    author is Travis Bradberry and Jean Greaves and the book is about learning how to deal with emotions creatively and employ our intelligence in a beneficial way. Bradberry states in customer service, “relationship management is the second component of social competence and the skill of social competence often taps into your abilities in the first three emotional intelligence skills which are self-awareness, self-management and social awareness. Relationship management is your ability to use your awareness

  • Intelligence And Intelligence: The Traditional Concept Of Emotional Intelligence

    1244 Words  | 3 Pages

    description of emotional intelligence. Individuals with a high level of emotional intelligence know what feeling is, what emotions mean and how it can affect mass. Sometimes our emotions can get in the way of our sense of judgement but the ability to control and separate emotions from work is very crucial in the field of leadership. Invariably, the traditional concept of intelligence would be a person’s ability to solve problems, logically and critically. Most times, these traits of intelligence are labeled

  • Emotional Intelligence In Australia

    880 Words  | 2 Pages

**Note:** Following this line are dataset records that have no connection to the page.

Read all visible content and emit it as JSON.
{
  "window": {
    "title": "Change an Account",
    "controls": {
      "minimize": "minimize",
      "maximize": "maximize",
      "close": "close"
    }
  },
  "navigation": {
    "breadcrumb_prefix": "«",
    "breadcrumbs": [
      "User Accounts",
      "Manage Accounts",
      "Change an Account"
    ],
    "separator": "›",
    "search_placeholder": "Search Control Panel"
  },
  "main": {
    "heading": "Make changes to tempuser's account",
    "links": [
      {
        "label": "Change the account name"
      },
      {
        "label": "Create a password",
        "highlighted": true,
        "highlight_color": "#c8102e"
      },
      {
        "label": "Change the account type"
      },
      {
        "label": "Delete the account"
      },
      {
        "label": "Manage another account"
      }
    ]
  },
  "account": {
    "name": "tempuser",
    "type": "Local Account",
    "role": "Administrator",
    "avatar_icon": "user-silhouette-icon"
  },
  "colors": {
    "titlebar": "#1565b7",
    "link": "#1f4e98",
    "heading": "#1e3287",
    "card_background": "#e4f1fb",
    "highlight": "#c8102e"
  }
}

    EMOTIONAL INTELLIGENCE I understand that emotional intelligence is the ability to be first be aware of and then have the ability to take control of your own feelings under different circumstances. There are many benefits in having competent and effective leaders in the organisation, namely; greater business success and productivity, higher employee engagement levels, lower turnover rates and better utilisation of organisational talent. Organisations which have effective leaders have stronger performance